Brown said the caucus was instrumental in opening the door for the U.S. to export poultry to South Africa – the largest potential market for U.S. poultry in Africa – after being blocked from the nation since 2000. Tom Super, a spokesman for the council, said Isakson and Coons’ efforts helped the U.S. review its trade and foreign aid policies toward South Africa and put pressure on the nation to drop some of its restrictions on importing U.S poultry products.

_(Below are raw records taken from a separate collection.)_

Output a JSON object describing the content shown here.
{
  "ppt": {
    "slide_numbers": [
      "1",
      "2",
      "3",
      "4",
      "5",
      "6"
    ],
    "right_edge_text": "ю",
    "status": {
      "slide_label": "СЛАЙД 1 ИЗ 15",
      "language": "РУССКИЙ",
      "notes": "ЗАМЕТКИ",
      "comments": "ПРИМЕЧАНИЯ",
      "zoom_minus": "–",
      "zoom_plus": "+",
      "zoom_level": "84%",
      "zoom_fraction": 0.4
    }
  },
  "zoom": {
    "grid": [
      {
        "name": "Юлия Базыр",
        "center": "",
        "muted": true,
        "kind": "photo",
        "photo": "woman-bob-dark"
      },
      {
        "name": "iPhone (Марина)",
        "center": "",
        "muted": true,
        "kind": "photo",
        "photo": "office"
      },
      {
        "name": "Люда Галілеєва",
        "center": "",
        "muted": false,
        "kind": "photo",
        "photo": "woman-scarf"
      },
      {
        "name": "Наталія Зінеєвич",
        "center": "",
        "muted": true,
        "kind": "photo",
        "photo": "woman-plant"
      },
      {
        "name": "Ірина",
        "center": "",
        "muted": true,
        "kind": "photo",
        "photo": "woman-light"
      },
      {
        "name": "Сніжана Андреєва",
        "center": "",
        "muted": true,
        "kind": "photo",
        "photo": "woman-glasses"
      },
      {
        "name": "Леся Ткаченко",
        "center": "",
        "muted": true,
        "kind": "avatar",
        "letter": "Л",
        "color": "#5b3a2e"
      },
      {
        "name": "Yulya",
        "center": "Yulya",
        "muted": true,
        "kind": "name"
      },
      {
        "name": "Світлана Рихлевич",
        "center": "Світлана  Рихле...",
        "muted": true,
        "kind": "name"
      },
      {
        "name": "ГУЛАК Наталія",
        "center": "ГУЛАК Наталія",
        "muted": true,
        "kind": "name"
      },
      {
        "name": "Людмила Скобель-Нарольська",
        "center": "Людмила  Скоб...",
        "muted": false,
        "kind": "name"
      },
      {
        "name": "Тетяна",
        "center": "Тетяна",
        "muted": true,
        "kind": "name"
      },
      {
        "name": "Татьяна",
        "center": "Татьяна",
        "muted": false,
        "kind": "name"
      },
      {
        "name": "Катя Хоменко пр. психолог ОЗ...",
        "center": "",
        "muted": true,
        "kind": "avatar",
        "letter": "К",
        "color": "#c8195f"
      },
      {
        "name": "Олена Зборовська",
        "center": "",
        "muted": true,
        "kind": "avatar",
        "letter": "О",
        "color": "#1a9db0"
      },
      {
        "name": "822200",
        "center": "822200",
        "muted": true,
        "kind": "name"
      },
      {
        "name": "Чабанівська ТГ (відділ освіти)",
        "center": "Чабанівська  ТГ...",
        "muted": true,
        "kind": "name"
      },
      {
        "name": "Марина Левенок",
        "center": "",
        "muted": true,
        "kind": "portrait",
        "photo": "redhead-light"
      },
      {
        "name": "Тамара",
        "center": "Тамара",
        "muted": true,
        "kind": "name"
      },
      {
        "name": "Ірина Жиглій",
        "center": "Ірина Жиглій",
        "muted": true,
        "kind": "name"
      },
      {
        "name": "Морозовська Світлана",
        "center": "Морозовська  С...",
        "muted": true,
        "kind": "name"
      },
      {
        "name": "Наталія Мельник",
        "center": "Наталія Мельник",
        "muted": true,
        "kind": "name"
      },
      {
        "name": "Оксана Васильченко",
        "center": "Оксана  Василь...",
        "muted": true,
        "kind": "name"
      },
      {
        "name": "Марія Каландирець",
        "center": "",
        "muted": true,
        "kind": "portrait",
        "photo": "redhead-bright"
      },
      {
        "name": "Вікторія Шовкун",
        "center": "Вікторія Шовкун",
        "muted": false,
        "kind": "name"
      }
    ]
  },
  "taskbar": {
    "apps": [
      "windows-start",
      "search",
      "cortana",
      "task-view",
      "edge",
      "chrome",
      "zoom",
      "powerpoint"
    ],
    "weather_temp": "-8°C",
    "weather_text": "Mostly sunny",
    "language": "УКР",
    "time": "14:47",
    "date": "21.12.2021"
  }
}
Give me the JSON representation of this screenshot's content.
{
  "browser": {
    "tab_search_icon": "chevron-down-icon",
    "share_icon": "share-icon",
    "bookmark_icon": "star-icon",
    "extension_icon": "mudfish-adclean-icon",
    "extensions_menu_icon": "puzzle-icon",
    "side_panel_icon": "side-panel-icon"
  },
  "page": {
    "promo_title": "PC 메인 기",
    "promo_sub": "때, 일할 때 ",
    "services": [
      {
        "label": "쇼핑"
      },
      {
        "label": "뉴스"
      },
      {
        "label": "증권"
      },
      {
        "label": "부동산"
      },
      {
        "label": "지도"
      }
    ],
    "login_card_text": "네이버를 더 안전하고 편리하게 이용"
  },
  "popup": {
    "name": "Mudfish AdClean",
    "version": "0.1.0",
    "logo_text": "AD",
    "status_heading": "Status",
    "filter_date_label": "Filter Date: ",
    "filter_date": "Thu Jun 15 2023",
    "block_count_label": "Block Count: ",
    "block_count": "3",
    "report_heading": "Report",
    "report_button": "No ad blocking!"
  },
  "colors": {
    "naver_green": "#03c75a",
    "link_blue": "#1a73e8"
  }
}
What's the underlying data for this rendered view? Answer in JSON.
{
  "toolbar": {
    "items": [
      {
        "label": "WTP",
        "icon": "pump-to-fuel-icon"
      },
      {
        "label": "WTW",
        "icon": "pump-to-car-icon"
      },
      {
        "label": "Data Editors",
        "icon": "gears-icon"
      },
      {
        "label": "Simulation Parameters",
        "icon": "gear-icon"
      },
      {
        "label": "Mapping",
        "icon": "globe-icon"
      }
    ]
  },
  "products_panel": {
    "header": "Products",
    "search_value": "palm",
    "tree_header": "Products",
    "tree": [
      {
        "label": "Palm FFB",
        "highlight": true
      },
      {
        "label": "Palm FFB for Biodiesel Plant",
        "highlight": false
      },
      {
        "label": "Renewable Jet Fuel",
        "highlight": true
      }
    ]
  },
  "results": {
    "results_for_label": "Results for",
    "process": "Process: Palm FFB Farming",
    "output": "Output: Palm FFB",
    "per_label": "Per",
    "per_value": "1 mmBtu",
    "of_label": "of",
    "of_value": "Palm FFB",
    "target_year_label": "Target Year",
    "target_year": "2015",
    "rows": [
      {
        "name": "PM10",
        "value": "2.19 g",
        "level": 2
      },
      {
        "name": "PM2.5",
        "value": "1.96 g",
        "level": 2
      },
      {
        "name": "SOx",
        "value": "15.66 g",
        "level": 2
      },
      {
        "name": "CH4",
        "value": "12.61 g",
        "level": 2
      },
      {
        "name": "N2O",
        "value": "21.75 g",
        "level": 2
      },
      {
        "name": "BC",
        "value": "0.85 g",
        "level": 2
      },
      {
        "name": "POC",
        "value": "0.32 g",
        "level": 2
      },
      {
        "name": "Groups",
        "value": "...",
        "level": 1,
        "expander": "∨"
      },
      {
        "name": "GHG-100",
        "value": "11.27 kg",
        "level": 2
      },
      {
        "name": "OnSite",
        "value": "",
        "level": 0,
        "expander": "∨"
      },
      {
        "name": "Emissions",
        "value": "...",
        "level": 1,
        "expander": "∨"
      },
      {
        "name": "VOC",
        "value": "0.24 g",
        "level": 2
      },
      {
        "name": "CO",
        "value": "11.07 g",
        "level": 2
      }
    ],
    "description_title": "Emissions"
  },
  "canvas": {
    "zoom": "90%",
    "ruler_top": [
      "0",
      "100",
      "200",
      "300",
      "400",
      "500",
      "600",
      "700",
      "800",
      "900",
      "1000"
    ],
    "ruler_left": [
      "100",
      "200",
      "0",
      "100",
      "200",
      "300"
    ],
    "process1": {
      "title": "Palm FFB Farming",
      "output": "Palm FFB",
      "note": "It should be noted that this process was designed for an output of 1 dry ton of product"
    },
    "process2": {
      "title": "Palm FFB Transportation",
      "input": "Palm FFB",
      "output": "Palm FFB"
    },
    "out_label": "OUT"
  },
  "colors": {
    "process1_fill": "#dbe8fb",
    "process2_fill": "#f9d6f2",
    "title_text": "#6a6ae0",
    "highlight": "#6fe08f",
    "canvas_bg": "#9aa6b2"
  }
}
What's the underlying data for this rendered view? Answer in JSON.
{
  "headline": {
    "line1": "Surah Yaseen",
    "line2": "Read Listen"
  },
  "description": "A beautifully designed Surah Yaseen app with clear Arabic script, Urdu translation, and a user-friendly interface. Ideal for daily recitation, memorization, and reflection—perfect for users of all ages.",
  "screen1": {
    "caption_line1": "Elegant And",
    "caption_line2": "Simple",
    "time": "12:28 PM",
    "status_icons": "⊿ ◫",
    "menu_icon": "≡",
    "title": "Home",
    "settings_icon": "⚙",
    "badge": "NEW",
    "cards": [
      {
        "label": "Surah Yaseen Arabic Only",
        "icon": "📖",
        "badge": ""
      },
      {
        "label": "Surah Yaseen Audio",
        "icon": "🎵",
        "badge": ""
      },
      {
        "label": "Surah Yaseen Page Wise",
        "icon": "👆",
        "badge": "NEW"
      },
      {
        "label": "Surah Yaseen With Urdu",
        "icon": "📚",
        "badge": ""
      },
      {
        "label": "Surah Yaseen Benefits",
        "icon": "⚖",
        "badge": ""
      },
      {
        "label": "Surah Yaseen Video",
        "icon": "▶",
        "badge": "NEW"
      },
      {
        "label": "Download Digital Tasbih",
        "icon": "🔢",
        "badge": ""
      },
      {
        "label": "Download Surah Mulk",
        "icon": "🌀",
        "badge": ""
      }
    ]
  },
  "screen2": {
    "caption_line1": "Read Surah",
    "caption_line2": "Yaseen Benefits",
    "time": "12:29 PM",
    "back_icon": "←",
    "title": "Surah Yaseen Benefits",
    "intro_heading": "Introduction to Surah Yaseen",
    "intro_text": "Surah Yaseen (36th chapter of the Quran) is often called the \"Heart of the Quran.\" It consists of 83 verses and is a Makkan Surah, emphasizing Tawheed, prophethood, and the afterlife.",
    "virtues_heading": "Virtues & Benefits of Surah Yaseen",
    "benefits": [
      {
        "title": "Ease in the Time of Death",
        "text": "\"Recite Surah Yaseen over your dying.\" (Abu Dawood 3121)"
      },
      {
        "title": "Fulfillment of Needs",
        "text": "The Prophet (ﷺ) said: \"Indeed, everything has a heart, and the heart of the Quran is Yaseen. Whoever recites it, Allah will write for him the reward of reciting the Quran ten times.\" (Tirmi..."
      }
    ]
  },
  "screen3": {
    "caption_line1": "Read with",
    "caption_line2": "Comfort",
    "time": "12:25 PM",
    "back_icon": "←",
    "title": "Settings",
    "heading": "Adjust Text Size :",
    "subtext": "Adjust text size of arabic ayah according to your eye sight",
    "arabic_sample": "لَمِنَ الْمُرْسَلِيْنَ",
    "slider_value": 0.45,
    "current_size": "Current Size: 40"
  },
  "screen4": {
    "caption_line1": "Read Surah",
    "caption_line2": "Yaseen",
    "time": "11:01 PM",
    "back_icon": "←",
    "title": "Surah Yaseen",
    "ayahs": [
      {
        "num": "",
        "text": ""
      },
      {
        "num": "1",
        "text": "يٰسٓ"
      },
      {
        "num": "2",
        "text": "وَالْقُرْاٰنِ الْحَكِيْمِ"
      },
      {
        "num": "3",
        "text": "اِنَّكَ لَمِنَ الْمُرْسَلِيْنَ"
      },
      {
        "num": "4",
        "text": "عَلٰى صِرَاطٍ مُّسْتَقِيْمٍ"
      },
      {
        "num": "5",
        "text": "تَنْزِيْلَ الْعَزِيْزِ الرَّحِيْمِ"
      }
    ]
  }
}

“In June (2015), we were able to announce that the American and South African poultry industries reached an agreement to end South Africa’s duties on U.S. poultry, thanks to negotiations led by the United States Trade Representative, the Department of State, U.S. Ambassador to South Africa Patrick Gaspard and trade experts from industry. South Africa must now implement this agreement and end its separate, complete ban on U.S. poultry due to avian flu before U.S. product can enter the market,” Isakson said in a statement provided by his office. “In August (2015), the U.S. Trade Representative announced the start of the out-of-cycle review process to determine whether South Africa should remain eligible to benefit fully from the African Growth and Opportunity Act preference program in light of ongoing trade violations. I am extremely encouraged that the U.S. Trade Representative is taking enforcement of AGOA seriously by quickly conducting the required review of South Africa’s eligibility for benefits.”
Super said South Africa still has a few more steps to take, but the chicken caucus’ actions in Congress will likely allow the U.S. to export 65 metric tons annually, worth about $65 million, to the rainbow nation in the near future. The group is also pushing to ensure scientifically unfounded avian influenza-related bans on chicken imports are reversed to ensure the U.S. can continue to export about 20 percent of its poultry products around the world. Super said the caucus will continue to focus on international trade agreements, including the implementation of the Trans-Pacific Partnership trade agreement between the U.S. and Pacific rim nations, in the near future.
“(The caucus has) a funny name that brings a smile to your face, but they do real serious work,” Brown said.